“The changes to the rental market over the last nine years has been unprecedented in 150 years of tenancy law.”
“This latest government intervention is yet another example that the government does not fully understand the private rented sector,” adds Rob. “Every time it has stepped in to the the buy-to-let market of late the consequences have been disastrous, not just for landlords but for tenants too.
“Cutting landlord tax relief and increasing Stamp Duty have seen many landlords left with no option but to increase rents – meaning the very people who the government was apparently trying to protect are losing out. And this new initiative will be no different.”
Liverpool landlords may be spared from the changes somewhat as, according to Joseph, deposits are generally one month anyway in the city, now he admits there will be repercussions for some if the cap comes into play.
“The reason why this figure, in our opinion, is correct is one of affordability,” he says. “Tenants’ costs in moving are always high so why risk losing a good tenant for the sake of a further week or two’s rent to be held back. On the other hand, in high risk tenants such as those with pets, County Court judgements (CCJs) and adverse credit some people could be left without homes for a longer period of time or getting less desirable properties, due to the deposit cap, than they would like.
“We believe, like most changes to statute, landlords are pragmatic and adjust quickly to the market forces. One months deposit is common in Liverpool so for 90% of lets the status quo will remain. For landlords requiring more than one month, then possibly more stringent tenancy terms will be implemented to deter damage and arrears.”
But while landlords can be expected to rise to the challenge and adapt – as they have had to do a lot lately – one wonders what impact continued government intervention will have on the sector going forward.
“We would like the government to start working with landlords rather than against them,” says Joseph. “Landlords and agents provide a really important service to society, especially as councils no longer look to build their own social housing.
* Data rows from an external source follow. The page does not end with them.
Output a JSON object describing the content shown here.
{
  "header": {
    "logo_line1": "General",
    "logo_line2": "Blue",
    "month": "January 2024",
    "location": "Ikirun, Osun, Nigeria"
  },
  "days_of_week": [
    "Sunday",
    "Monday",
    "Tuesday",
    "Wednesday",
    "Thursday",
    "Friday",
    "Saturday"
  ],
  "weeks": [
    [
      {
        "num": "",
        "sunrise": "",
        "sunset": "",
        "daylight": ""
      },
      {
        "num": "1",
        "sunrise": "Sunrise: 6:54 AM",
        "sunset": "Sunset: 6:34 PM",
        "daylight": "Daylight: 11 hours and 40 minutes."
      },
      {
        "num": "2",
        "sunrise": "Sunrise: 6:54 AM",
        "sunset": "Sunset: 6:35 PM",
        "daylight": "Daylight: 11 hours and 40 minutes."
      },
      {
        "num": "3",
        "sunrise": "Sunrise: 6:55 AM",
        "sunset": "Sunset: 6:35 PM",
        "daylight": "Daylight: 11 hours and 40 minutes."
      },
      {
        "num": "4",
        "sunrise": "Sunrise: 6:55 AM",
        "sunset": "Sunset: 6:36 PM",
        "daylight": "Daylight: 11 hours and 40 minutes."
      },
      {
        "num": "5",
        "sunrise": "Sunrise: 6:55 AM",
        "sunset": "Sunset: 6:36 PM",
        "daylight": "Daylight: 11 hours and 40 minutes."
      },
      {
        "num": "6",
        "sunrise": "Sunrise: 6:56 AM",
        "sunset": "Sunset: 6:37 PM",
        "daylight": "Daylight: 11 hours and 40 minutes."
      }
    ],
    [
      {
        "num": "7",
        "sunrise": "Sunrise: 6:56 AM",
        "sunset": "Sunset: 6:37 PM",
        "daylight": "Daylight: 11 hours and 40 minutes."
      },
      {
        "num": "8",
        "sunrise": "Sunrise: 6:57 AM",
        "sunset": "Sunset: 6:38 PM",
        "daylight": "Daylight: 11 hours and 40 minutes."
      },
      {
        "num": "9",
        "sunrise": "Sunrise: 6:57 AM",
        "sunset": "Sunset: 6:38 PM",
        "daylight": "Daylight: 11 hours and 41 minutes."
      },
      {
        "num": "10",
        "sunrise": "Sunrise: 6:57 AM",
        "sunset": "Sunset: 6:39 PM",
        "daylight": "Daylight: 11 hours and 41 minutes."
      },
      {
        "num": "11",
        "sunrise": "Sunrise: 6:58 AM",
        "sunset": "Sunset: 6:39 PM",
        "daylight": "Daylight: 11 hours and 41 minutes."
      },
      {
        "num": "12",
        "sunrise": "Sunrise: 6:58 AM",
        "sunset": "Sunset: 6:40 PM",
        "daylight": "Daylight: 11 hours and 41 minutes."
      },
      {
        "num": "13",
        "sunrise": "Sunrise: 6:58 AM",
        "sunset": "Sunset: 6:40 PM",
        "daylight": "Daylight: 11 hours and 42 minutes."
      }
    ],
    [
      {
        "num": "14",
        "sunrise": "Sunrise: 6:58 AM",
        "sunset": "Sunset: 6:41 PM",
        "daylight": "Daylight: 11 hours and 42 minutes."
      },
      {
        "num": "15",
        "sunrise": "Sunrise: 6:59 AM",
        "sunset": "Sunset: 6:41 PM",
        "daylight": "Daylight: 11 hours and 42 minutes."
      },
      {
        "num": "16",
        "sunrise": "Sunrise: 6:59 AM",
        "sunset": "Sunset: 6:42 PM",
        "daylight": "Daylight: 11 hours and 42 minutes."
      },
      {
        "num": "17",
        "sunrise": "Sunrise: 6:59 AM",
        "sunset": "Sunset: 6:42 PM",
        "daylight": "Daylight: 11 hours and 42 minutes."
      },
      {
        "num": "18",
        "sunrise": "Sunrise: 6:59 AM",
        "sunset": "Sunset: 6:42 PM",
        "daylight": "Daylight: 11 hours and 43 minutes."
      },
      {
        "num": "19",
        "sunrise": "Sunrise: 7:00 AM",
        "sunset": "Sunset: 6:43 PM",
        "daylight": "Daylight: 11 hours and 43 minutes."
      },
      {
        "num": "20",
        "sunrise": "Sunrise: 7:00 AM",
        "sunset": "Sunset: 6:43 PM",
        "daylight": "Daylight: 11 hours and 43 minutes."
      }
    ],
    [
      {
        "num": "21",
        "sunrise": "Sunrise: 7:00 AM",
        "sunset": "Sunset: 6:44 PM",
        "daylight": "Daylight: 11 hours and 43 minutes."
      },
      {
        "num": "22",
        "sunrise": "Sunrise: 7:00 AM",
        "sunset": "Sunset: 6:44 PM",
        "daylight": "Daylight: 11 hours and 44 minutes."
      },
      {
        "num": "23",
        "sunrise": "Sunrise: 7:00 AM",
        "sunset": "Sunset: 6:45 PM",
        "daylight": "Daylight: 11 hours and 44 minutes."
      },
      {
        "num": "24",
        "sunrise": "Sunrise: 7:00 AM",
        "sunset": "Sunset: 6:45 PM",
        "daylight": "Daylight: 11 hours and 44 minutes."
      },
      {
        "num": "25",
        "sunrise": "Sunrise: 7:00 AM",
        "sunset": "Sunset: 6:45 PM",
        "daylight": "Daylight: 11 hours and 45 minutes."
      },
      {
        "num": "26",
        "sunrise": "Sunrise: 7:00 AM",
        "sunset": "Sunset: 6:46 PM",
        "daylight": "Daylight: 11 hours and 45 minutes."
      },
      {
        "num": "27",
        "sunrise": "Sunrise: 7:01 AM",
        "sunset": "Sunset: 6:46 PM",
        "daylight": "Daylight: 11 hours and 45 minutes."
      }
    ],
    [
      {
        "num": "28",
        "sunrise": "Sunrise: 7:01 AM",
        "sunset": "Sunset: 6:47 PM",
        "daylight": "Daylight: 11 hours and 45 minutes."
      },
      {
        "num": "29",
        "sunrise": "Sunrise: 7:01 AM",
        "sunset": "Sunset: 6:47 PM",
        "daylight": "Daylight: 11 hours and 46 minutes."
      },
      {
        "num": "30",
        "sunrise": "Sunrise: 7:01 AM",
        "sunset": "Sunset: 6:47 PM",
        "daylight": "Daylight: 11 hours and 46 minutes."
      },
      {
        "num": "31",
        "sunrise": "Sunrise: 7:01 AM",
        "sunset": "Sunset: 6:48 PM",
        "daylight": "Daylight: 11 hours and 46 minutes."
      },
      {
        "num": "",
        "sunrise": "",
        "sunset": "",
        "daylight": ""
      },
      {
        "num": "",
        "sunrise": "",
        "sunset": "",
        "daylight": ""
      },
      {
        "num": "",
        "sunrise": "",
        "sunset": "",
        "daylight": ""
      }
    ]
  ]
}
The government should look at reducing the period of time that landlords can get back possession of a property when a tenant is in breach.
In our experience possession can take upwards of six to eight months in which time breaches continue, arrears rack up and deposits become a drop in the ocean in any event. It’s time possession laws become a level playing field and then we probably wouldn’t need deposits.”
Tenants with Pets
According to the National Landlords Association if a cap on security deposits is brought in, tenants with pets may be left out in the cold.
Writing on its official website, the NLA states: “In the initial consultation on the fees ban the government announced their intention to look at putting a cap on security deposits. While we argued that it was unnecessary, the government has not listened. Data from our AST statistics show that the average deposit (of those taking a deposit) is 4.92 weeks’ rent.
“The details of the draft Tenants’ Fees Bill that were released at the Queen’s Speech also included: a cap of one month’s rent for security deposits.
“While not the intention, the government’s plans for imposing this one-month cap on security deposits will reduce landlords’ willingness to accept pets by removing their flexibility to take a higher deposit to cover for pet damage.
“Previous research from the NLA showed that almost half (47%) were unwilling to allow pets, with 41% of those citing the reason as potential property damage.
“The Dogs Trust’s ‘Lets with Pets’ scheme advises landlords to either take a higher deposit or include a “professional cleaning on move-out” clause in the tenancy agreement in order to mitigate the financial risk of property damage.
“However, the government’s plans at present could very well outlaw these practices. The end result? Even fewer landlords willing to let to tenants with pets.”